▸ Problem details
Retype the listing exactly, so that the copy matches it line for line.

▸ Excerpted data

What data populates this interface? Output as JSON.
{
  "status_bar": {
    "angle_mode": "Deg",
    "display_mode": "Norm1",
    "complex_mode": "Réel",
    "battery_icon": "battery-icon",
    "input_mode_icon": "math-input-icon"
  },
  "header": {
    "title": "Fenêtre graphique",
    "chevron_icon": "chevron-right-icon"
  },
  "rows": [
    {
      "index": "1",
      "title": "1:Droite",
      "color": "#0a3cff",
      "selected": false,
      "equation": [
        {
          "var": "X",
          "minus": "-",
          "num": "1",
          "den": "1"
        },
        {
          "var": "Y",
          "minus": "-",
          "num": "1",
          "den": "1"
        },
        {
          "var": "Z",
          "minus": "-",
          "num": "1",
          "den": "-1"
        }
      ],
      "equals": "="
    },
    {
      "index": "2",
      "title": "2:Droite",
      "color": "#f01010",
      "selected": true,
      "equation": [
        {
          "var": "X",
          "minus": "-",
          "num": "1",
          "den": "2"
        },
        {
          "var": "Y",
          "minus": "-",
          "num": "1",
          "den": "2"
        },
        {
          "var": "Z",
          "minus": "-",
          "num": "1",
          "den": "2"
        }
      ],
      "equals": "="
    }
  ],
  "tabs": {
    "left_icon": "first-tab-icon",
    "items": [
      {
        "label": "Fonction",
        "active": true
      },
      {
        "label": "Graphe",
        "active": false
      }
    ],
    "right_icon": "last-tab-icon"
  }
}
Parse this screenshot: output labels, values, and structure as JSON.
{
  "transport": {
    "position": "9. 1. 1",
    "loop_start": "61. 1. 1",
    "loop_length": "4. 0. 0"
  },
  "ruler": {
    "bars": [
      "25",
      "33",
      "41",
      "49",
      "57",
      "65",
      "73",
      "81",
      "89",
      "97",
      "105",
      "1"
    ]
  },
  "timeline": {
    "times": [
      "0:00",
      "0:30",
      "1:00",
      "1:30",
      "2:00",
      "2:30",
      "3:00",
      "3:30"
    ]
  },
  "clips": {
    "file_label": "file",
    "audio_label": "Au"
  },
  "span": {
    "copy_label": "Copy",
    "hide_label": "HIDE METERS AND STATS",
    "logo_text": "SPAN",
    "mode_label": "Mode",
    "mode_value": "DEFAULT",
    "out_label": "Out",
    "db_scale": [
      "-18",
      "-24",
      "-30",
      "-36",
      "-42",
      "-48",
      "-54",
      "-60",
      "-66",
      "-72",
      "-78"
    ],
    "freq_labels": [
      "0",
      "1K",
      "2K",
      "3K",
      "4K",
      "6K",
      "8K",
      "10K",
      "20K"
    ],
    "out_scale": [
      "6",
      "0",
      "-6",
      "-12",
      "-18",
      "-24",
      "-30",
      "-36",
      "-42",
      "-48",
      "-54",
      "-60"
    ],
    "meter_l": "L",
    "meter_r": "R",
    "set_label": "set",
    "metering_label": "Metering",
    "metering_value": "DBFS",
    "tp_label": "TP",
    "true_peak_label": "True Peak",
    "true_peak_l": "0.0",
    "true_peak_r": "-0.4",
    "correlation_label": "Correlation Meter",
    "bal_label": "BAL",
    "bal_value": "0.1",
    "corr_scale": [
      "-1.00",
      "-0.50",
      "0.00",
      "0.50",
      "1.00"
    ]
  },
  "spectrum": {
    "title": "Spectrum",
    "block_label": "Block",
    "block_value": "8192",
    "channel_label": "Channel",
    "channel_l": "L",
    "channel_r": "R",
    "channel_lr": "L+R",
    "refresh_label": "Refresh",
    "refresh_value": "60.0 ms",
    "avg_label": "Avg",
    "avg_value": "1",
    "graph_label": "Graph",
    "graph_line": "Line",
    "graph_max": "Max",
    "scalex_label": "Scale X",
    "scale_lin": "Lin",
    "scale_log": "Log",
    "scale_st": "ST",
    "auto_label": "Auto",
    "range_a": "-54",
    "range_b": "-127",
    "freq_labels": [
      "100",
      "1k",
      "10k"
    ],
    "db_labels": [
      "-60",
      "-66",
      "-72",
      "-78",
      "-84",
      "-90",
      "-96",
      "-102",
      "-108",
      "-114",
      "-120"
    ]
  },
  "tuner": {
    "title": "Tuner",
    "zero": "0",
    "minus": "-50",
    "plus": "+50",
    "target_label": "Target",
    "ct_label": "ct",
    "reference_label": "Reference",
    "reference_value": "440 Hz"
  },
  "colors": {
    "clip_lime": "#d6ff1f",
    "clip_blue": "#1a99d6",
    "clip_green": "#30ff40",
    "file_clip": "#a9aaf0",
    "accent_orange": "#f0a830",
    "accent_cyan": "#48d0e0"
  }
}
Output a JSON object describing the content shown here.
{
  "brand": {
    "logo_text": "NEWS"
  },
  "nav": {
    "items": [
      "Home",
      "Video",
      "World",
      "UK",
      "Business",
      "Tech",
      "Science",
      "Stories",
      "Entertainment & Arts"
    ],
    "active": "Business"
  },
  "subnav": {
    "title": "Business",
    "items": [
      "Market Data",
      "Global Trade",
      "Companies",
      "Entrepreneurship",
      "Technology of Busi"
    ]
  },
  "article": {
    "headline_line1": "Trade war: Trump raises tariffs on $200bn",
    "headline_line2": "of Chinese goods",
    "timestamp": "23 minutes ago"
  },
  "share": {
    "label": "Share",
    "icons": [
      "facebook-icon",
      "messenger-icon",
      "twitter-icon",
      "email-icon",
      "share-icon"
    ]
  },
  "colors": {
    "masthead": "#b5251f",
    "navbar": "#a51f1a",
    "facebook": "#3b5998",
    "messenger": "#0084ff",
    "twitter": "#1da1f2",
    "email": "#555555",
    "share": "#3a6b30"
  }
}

▸ Response below
What data populates this interface? Output as JSON.
{
  "status_bar": {
    "angle_mode": "Deg",
    "display_mode": "Norm1",
    "complex_mode": "Réel",
    "battery_icon": "battery-icon",
    "input_mode_icon": "math-input-icon"
  },
  "header": {
    "title": "Fenêtre graphique",
    "chevron_icon": "chevron-right-icon"
  },
  "rows": [
    {
      "index": "1",
      "title": "1:Droite",
      "color": "#0a3cff",
      "selected": false,
      "equation": [
        {
          "var": "X",
          "minus": "-",
          "num": "1",
          "den": "1"
        },
        {
          "var": "Y",
          "minus": "-",
          "num": "1",
          "den": "1"
        },
        {
          "var": "Z",
          "minus": "-",
          "num": "1",
          "den": "-1"
        }
      ],
      "equals": "="
    },
    {
      "index": "2",
      "title": "2:Droite",
      "color": "#f01010",
      "selected": true,
      "equation": [
        {
          "var": "X",
          "minus": "-",
          "num": "1",
          "den": "2"
        },
        {
          "var": "Y",
          "minus": "-",
          "num": "1",
          "den": "2"
        },
        {
          "var": "Z",
          "minus": "-",
          "num": "1",
          "den": "2"
        }
      ],
      "equals": "="
    }
  ],
  "tabs": {
    "left_icon": "first-tab-icon",
    "items": [
      {
        "label": "Fonction",
        "active": true
      },
      {
        "label": "Graphe",
        "active": false
      }
    ],
    "right_icon": "last-tab-icon"
  }
}
Parse this screenshot: output labels, values, and structure as JSON.
{
  "transport": {
    "position": "9. 1. 1",
    "loop_start": "61. 1. 1",
    "loop_length": "4. 0. 0"
  },
  "ruler": {
    "bars": [
      "25",
      "33",
      "41",
      "49",
      "57",
      "65",
      "73",
      "81",
      "89",
      "97",
      "105",
      "1"
    ]
  },
  "timeline": {
    "times": [
      "0:00",
      "0:30",
      "1:00",
      "1:30",
      "2:00",
      "2:30",
      "3:00",
      "3:30"
    ]
  },
  "clips": {
    "file_label": "file",
    "audio_label": "Au"
  },
  "span": {
    "copy_label": "Copy",
    "hide_label": "HIDE METERS AND STATS",
    "logo_text": "SPAN",
    "mode_label": "Mode",
    "mode_value": "DEFAULT",
    "out_label": "Out",
    "db_scale": [
      "-18",
      "-24",
      "-30",
      "-36",
      "-42",
      "-48",
      "-54",
      "-60",
      "-66",
      "-72",
      "-78"
    ],
    "freq_labels": [
      "0",
      "1K",
      "2K",
      "3K",
      "4K",
      "6K",
      "8K",
      "10K",
      "20K"
    ],
    "out_scale": [
      "6",
      "0",
      "-6",
      "-12",
      "-18",
      "-24",
      "-30",
      "-36",
      "-42",
      "-48",
      "-54",
      "-60"
    ],
    "meter_l": "L",
    "meter_r": "R",
    "set_label": "set",
    "metering_label": "Metering",
    "metering_value": "DBFS",
    "tp_label": "TP",
    "true_peak_label": "True Peak",
    "true_peak_l": "0.0",
    "true_peak_r": "-0.4",
    "correlation_label": "Correlation Meter",
    "bal_label": "BAL",
    "bal_value": "0.1",
    "corr_scale": [
      "-1.00",
      "-0.50",
      "0.00",
      "0.50",
      "1.00"
    ]
  },
  "spectrum": {
    "title": "Spectrum",
    "block_label": "Block",
    "block_value": "8192",
    "channel_label": "Channel",
    "channel_l": "L",
    "channel_r": "R",
    "channel_lr": "L+R",
    "refresh_label": "Refresh",
    "refresh_value": "60.0 ms",
    "avg_label": "Avg",
    "avg_value": "1",
    "graph_label": "Graph",
    "graph_line": "Line",
    "graph_max": "Max",
    "scalex_label": "Scale X",
    "scale_lin": "Lin",
    "scale_log": "Log",
    "scale_st": "ST",
    "auto_label": "Auto",
    "range_a": "-54",
    "range_b": "-127",
    "freq_labels": [
      "100",
      "1k",
      "10k"
    ],
    "db_labels": [
      "-60",
      "-66",
      "-72",
      "-78",
      "-84",
      "-90",
      "-96",
      "-102",
      "-108",
      "-114",
      "-120"
    ]
  },
  "tuner": {
    "title": "Tuner",
    "zero": "0",
    "minus": "-50",
    "plus": "+50",
    "target_label": "Target",
    "ct_label": "ct",
    "reference_label": "Reference",
    "reference_value": "440 Hz"
  },
  "colors": {
    "clip_lime": "#d6ff1f",
    "clip_blue": "#1a99d6",
    "clip_green": "#30ff40",
    "file_clip": "#a9aaf0",
    "accent_orange": "#f0a830",
    "accent_cyan": "#48d0e0"
  }
}
Output a JSON object describing the content shown here.
{
  "brand": {
    "logo_text": "NEWS"
  },
  "nav": {
    "items": [
      "Home",
      "Video",
      "World",
      "UK",
      "Business",
      "Tech",
      "Science",
      "Stories",
      "Entertainment & Arts"
    ],
    "active": "Business"
  },
  "subnav": {
    "title": "Business",
    "items": [
      "Market Data",
      "Global Trade",
      "Companies",
      "Entrepreneurship",
      "Technology of Busi"
    ]
  },
  "article": {
    "headline_line1": "Trade war: Trump raises tariffs on $200bn",
    "headline_line2": "of Chinese goods",
    "timestamp": "23 minutes ago"
  },
  "share": {
    "label": "Share",
    "icons": [
      "facebook-icon",
      "messenger-icon",
      "twitter-icon",
      "email-icon",
      "share-icon"
    ]
  },
  "colors": {
    "masthead": "#b5251f",
    "navbar": "#a51f1a",
    "facebook": "#3b5998",
    "messenger": "#0084ff",
    "twitter": "#1da1f2",
    "email": "#555555",
    "share": "#3a6b30"
  }
}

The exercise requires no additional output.